David Haas, a researcher and writer about nutrition and how it is beneficial for those battling cancer recently contacted me about writing a guest post and I obliged. Enjoy!
Cooking with Cancer – Eat with All Your Senses
When the diagnosis confirms cancer, there are a lot of changes to expect in your life. Some courses of treatment and even things like mesothelioma symptoms can diminish the appetite and make eating a chore, particularly when you feel like all you have to look forward to is a bland diet or simple foods. However, eating for your health doesn’t need to be difficult or even unappealing. Whether you’ve just been diagnosed, you’re going through treatments or you are finally in remission, a healthy diet will not only improve your chances of survival; it will help give you the boost you need to get motivated to fight.
A healthy diet has long been touted as the cure for many ills. While your diet won’t cure cancer, it can improve your odds of keeping it at bay. Different cancers respond to different antioxidants, vitamins and minerals, but with a few tips, you’ll be able to devise a nutrition plan that best suits your needs.

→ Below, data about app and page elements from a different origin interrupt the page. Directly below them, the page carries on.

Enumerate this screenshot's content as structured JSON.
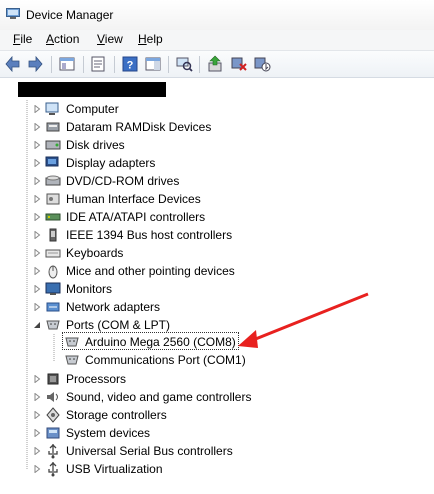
{
  "window": {
    "title": "Device Manager"
  },
  "menu": {
    "file": "F",
    "file_rest": "ile",
    "action": "A",
    "action_rest": "ction",
    "view": "V",
    "view_rest": "iew",
    "help": "H",
    "help_rest": "elp"
  },
  "tree": {
    "categories": [
      "Computer",
      "Dataram RAMDisk Devices",
      "Disk drives",
      "Display adapters",
      "DVD/CD-ROM drives",
      "Human Interface Devices",
      "IDE ATA/ATAPI controllers",
      "IEEE 1394 Bus host controllers",
      "Keyboards",
      "Mice and other pointing devices",
      "Monitors",
      "Network adapters",
      "Ports (COM & LPT)",
      "Processors",
      "Sound, video and game controllers",
      "Storage controllers",
      "System devices",
      "Universal Serial Bus controllers",
      "USB Virtualization"
    ],
    "ports_children": [
      "Arduino Mega 2560 (COM8)",
      "Communications Port (COM1)"
    ]
  },
  "colors": {
    "annotation_arrow": "#e8211f",
    "tree_line": "#a0a0a0"
  }
}
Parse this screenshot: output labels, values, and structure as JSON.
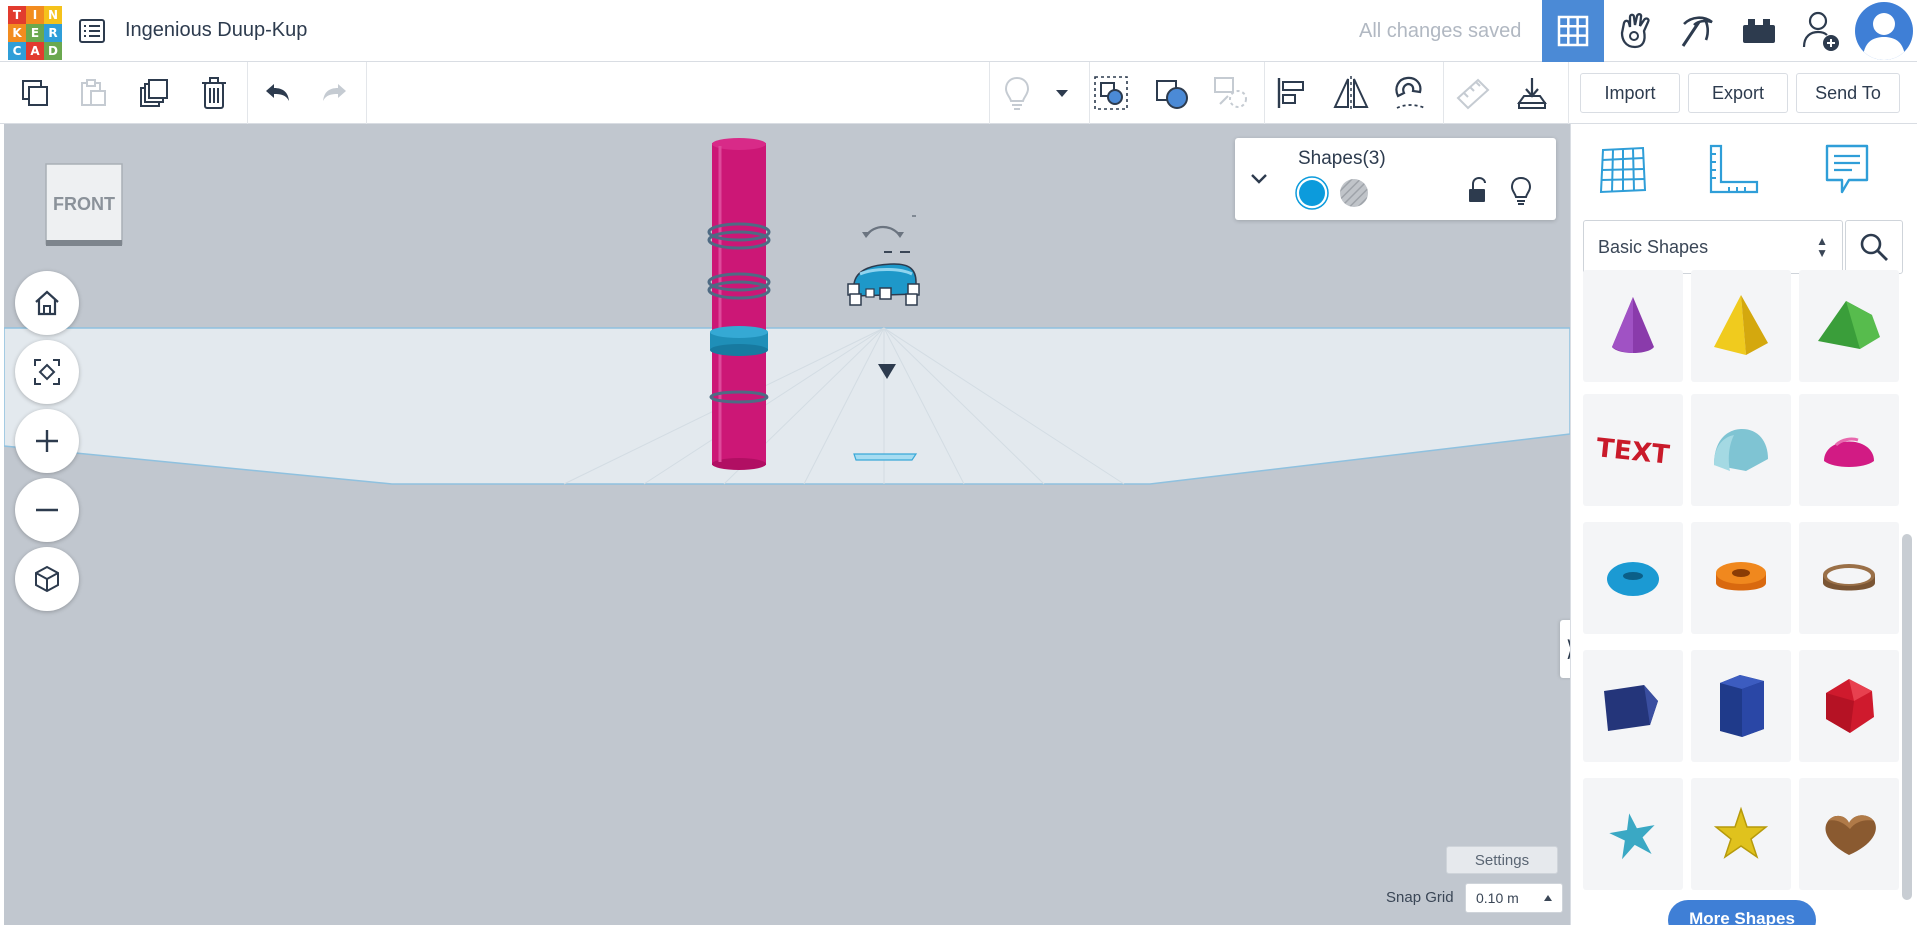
{
  "app": {
    "logo_letters": [
      "T",
      "I",
      "N",
      "K",
      "E",
      "R",
      "C",
      "A",
      "D"
    ],
    "logo_colors": [
      "#e23b2e",
      "#f28c1f",
      "#f5c21b",
      "#f28c1f",
      "#6aa84f",
      "#2f9ed8",
      "#2f9ed8",
      "#e23b2e",
      "#6aa84f"
    ],
    "accent": "#4b8ad6"
  },
  "header": {
    "project_title": "Ingenious Duup-Kup",
    "save_status": "All changes saved",
    "buttons": [
      "grid-view-icon",
      "tinker-hand-icon",
      "pickaxe-icon",
      "brick-icon",
      "add-user-icon"
    ]
  },
  "toolbar": {
    "left_tools": [
      "copy-icon",
      "paste-icon",
      "duplicate-icon",
      "trash-icon",
      "undo-icon",
      "redo-icon"
    ],
    "right_tools": [
      "light-bulb-icon",
      "dropdown-arrow-icon",
      "group-icon",
      "ungroup-icon",
      "workplane-tool-icon",
      "align-icon",
      "mirror-icon",
      "magnet-icon",
      "ruler-tool-icon",
      "import-arrow-icon"
    ],
    "import_label": "Import",
    "export_label": "Export",
    "send_to_label": "Send To"
  },
  "viewport": {
    "viewcube_label": "FRONT",
    "nav_buttons": [
      "home-icon",
      "fit-view-icon",
      "zoom-in-icon",
      "zoom-out-icon",
      "perspective-icon"
    ],
    "shapes_panel": {
      "title": "Shapes(3)",
      "solid_color": "#0c9bdc",
      "hole_pattern": "striped gray"
    },
    "settings_label": "Settings",
    "snap_grid_label": "Snap Grid",
    "snap_grid_value": "0.10 m",
    "collapse_label": "⟩"
  },
  "right_panel": {
    "tabs": [
      "workplane-grid-icon",
      "ruler-icon",
      "notes-icon"
    ],
    "library": "Basic Shapes",
    "shapes": [
      "cone",
      "pyramid",
      "roof",
      "text",
      "half-cylinder",
      "half-sphere",
      "torus",
      "tube",
      "ring",
      "polygon-wedge",
      "hexagonal-prism",
      "icosahedron",
      "star-thin",
      "star",
      "heart"
    ],
    "more_shapes_label": "More Shapes"
  }
}
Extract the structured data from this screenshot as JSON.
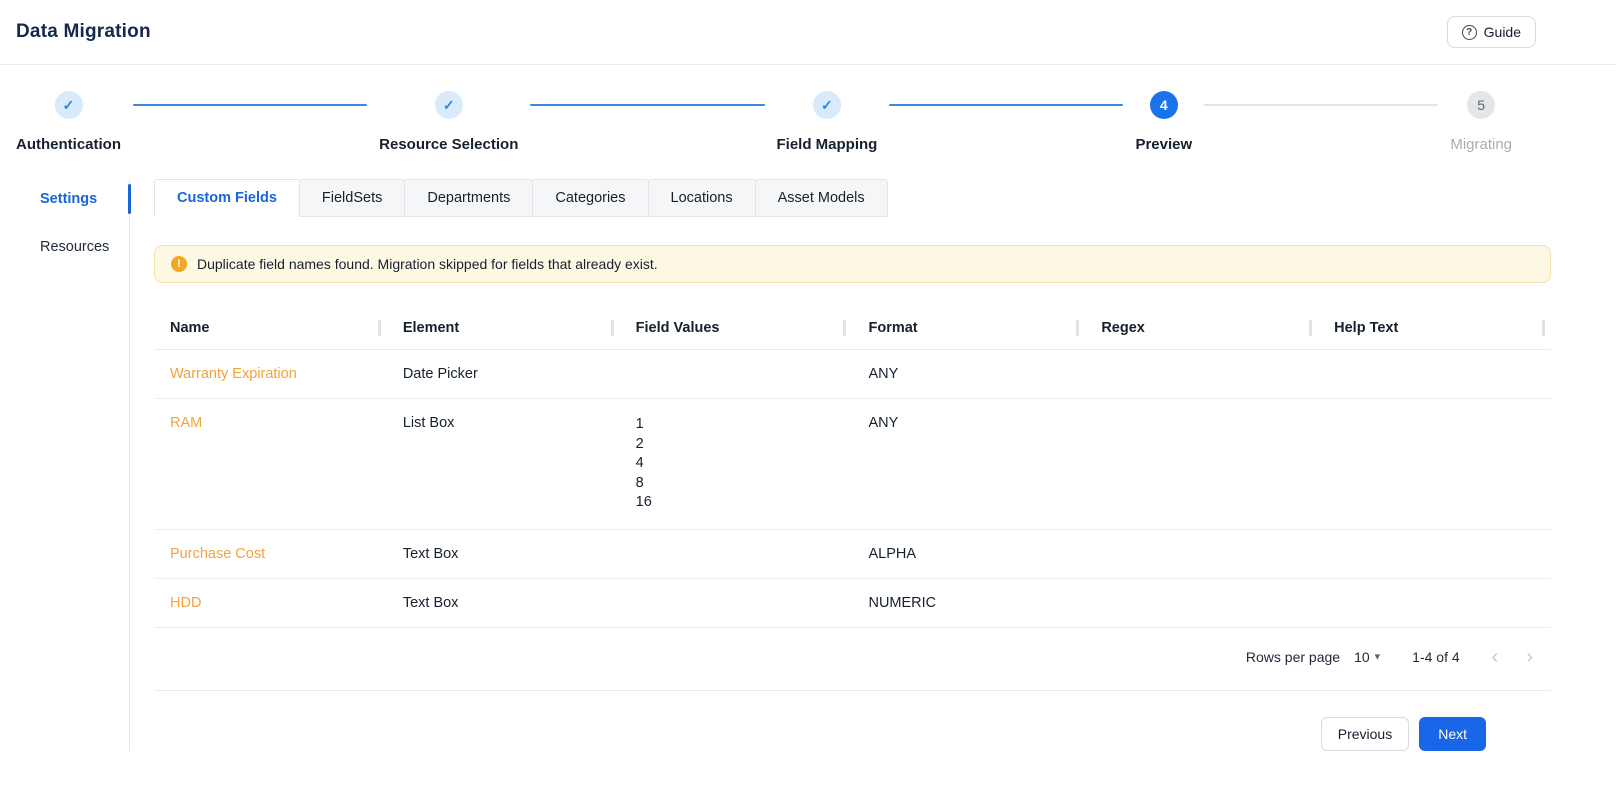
{
  "header": {
    "title": "Data Migration",
    "guide_label": "Guide"
  },
  "icons": {
    "help": "?",
    "warning": "!",
    "caret_down": "▾",
    "chevron_left": "‹",
    "chevron_right": "›"
  },
  "colors": {
    "accent_blue": "#1766d9",
    "step_active_blue": "#1a73e8",
    "step_done_bg": "#d9eafb",
    "link_orange": "#f2a33c",
    "warning_bg": "#fdf8e4",
    "warning_border": "#f0e3ab",
    "warning_icon": "#f5a623"
  },
  "stepper": {
    "steps": [
      {
        "label": "Authentication",
        "marker": "✓",
        "state": "completed"
      },
      {
        "label": "Resource Selection",
        "marker": "✓",
        "state": "completed"
      },
      {
        "label": "Field Mapping",
        "marker": "✓",
        "state": "completed"
      },
      {
        "label": "Preview",
        "marker": "4",
        "state": "active"
      },
      {
        "label": "Migrating",
        "marker": "5",
        "state": "upcoming"
      }
    ]
  },
  "sidebar": {
    "items": [
      {
        "label": "Settings",
        "active": true
      },
      {
        "label": "Resources",
        "active": false
      }
    ]
  },
  "tabs": [
    "Custom Fields",
    "FieldSets",
    "Departments",
    "Categories",
    "Locations",
    "Asset Models"
  ],
  "banner": {
    "text": "Duplicate field names found. Migration skipped for fields that already exist."
  },
  "table": {
    "columns": [
      "Name",
      "Element",
      "Field Values",
      "Format",
      "Regex",
      "Help Text"
    ],
    "rows": [
      {
        "name": "Warranty Expiration",
        "element": "Date Picker",
        "field_values": "",
        "format": "ANY",
        "regex": "",
        "help_text": ""
      },
      {
        "name": "RAM",
        "element": "List Box",
        "field_values": "1\n2\n4\n8\n16",
        "format": "ANY",
        "regex": "",
        "help_text": ""
      },
      {
        "name": "Purchase Cost",
        "element": "Text Box",
        "field_values": "",
        "format": "ALPHA",
        "regex": "",
        "help_text": ""
      },
      {
        "name": "HDD",
        "element": "Text Box",
        "field_values": "",
        "format": "NUMERIC",
        "regex": "",
        "help_text": ""
      }
    ]
  },
  "pagination": {
    "rows_per_page_label": "Rows per page",
    "rows_per_page_value": "10",
    "range": "1-4 of 4"
  },
  "footer": {
    "previous_label": "Previous",
    "next_label": "Next"
  }
}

For many people, food is something done for survival or for pleasure, but that just isn’t good enough of an outlook. The first thing to do is change how you view food. What you put into your mouth impacts your entire well-being, and you should think of your food as nourishing the person you want to be.
Food isn’t something to be dreaded. Food is something to be enjoyed and appreciated as the fuel that takes us where we want to go. For cancer patients, what you eat is even more important, not just to combat the disease itself but the symptoms as well. Fatigue and nausea are some of the most common symptoms cancer patients face, and with appetite loss, you can experience other symptoms like dehydration. Particularly when you’re undergoing treatment, the food you eat needs to motivate you to consume it.
Meat can be particularly harmful when you’re living with cancer, so you may be at a loss for how to get the essential protein and iron you need not to mention B vitamins and zinc. For the average cancer patient, you’ll need about 55 grams of protein a day to maintain energy levels. Greek yogurt, eggs, almonds, quinoa and tofu are all excellent sources of protein, and vegetable proteins will not utilize enzymes that could be better used fighting cancer. Keep in mind that any food that is not helping you on your journey should be eliminated from your diet, and since meat does not contribute anything, you will want to avoid it.
For a simple meal, enjoy a roasted vegetable quinoa. This recipe is big on flavor and contains members of the allium family – currently under research for their cancer-fighting properties – and vegetables bursting with vitamin A and C to support a healthy immune system. Quinoa is a lot like rice and packs a nice punch of protein. As an added bonus, quinoa is not a true grain, so it is an excellent alternative for those with gluten-sensitivity.
Roasted Vegetable Quinoa
1/2 c carrots, diced
1 c bell peppers (any colors), diced
1 c zucchini, diced
1/2 c sweet potato, diced
3 cloves of garlic
1/2 c of Romano cheese, shredded
1 c quinoa
2 c water
Basil, oregano, salt and pepper to taste
2 T olive oil
Place all vegetables into a large roasting pan, and toss with olive oil and seasoning. Put the pan in a 450° oven for 15 minutes or until softened.
In the meanwhile, bring two cups of water to a boil.
When the vegetables are done, separate the tomatoes, onion and garlic. Put them into a blender or food processor, and pulse gently until mixed.
Add the quinoa to the water, and season with salt. Cook for about 20 minutes, and fluff with a fork when done. You can use a rice cooker to simplify this process.
Mix the quinoa with the sauce and roasted vegetables. Add the combined mixture back to the pan, and sprinkle the Romano cheese on top. Place the lid over the top to allow it to steam for five minutes.
Stir and serve